#### Page and application data records

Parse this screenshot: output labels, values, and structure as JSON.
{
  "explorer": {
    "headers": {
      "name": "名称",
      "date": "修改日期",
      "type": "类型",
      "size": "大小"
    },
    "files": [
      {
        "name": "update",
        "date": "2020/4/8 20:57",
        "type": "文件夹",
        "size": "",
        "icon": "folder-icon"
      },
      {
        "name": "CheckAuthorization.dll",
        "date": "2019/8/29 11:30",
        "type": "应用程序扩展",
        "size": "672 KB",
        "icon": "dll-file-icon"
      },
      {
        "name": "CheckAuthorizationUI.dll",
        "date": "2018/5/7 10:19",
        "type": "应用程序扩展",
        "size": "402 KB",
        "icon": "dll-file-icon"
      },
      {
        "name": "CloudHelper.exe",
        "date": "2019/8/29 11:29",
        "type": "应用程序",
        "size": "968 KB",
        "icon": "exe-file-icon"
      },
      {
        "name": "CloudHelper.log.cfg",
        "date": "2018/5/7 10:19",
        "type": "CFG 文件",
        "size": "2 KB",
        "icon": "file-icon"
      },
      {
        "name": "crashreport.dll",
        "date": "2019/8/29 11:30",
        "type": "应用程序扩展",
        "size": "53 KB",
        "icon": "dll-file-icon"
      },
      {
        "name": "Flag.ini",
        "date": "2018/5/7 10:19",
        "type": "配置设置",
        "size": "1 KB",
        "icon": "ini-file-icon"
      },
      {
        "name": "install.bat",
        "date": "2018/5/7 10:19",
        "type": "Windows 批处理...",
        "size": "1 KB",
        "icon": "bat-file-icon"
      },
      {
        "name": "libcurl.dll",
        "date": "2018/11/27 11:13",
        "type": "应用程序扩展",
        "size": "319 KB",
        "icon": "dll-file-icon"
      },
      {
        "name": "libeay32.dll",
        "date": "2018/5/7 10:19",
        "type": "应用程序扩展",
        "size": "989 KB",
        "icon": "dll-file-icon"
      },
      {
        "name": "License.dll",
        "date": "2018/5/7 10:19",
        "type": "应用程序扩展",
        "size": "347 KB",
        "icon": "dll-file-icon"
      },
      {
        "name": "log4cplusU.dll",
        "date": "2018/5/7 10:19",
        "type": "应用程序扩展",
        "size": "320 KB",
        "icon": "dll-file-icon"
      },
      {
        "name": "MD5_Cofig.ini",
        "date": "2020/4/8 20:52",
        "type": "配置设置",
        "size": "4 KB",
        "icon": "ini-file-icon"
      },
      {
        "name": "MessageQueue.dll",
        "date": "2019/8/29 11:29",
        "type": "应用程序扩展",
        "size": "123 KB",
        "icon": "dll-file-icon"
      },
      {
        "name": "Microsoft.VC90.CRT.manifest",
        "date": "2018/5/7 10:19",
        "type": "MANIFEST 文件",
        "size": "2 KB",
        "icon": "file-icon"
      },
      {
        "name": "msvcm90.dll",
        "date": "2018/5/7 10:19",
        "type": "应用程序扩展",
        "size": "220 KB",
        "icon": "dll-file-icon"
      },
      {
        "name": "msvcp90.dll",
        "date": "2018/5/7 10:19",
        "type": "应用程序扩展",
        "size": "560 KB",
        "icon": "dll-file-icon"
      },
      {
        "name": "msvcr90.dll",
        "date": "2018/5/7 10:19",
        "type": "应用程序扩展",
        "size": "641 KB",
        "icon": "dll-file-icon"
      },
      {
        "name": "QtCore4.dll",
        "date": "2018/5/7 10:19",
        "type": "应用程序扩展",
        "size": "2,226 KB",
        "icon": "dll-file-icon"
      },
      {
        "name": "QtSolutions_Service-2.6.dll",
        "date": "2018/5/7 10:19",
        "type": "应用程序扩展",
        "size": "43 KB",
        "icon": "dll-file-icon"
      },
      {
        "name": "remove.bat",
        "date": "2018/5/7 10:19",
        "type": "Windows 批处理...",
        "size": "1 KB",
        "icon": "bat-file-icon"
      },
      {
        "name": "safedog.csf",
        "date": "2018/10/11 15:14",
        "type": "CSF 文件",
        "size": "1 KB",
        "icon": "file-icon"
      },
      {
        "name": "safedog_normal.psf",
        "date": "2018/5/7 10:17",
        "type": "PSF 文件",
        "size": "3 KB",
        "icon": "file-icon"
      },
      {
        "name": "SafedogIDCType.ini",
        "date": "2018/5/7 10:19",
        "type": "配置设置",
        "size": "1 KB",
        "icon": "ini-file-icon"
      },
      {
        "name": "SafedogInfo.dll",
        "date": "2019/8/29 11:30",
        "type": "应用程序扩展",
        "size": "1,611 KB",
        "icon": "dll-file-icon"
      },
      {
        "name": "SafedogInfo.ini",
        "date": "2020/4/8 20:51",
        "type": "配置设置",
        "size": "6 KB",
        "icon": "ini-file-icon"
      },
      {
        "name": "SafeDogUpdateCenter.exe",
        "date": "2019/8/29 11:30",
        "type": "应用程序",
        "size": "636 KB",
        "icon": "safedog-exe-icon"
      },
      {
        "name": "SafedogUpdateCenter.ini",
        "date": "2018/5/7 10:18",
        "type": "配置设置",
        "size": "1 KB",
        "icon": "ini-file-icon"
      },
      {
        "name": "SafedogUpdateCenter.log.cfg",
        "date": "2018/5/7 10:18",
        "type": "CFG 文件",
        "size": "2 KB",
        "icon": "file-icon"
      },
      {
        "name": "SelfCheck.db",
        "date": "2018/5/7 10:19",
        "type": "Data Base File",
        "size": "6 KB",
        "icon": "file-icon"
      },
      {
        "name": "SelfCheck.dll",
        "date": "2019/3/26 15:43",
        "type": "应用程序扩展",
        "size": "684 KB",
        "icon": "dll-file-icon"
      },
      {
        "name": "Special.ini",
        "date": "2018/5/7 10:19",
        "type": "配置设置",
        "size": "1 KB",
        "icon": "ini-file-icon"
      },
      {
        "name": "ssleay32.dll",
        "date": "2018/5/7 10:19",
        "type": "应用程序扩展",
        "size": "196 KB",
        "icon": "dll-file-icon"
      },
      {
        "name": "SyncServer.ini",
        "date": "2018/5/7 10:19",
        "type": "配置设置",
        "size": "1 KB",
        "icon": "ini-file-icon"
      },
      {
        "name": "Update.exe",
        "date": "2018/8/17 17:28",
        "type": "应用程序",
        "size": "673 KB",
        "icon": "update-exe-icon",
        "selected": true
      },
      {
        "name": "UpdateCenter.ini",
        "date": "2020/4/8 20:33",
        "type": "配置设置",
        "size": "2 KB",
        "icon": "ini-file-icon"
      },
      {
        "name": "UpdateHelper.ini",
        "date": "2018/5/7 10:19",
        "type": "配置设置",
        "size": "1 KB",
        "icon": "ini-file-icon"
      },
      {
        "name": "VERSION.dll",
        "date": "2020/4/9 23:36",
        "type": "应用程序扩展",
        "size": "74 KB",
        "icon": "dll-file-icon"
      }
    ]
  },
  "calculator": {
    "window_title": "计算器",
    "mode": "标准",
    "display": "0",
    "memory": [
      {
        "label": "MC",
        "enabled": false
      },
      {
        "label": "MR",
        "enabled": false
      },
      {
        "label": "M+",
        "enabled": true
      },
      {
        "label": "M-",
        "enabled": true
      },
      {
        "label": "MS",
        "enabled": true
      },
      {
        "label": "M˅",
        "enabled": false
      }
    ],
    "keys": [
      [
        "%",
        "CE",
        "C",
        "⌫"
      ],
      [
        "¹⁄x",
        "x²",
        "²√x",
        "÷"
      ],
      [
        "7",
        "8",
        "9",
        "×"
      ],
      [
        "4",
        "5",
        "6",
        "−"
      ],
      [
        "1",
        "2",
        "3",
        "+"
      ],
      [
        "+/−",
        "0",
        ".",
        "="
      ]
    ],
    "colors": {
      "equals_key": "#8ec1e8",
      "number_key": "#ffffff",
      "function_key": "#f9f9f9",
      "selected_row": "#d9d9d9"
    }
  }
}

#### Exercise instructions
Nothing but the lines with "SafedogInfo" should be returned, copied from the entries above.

#### Exercise solution
        "name": "SafedogInfo.dll",
        "name": "SafedogInfo.ini",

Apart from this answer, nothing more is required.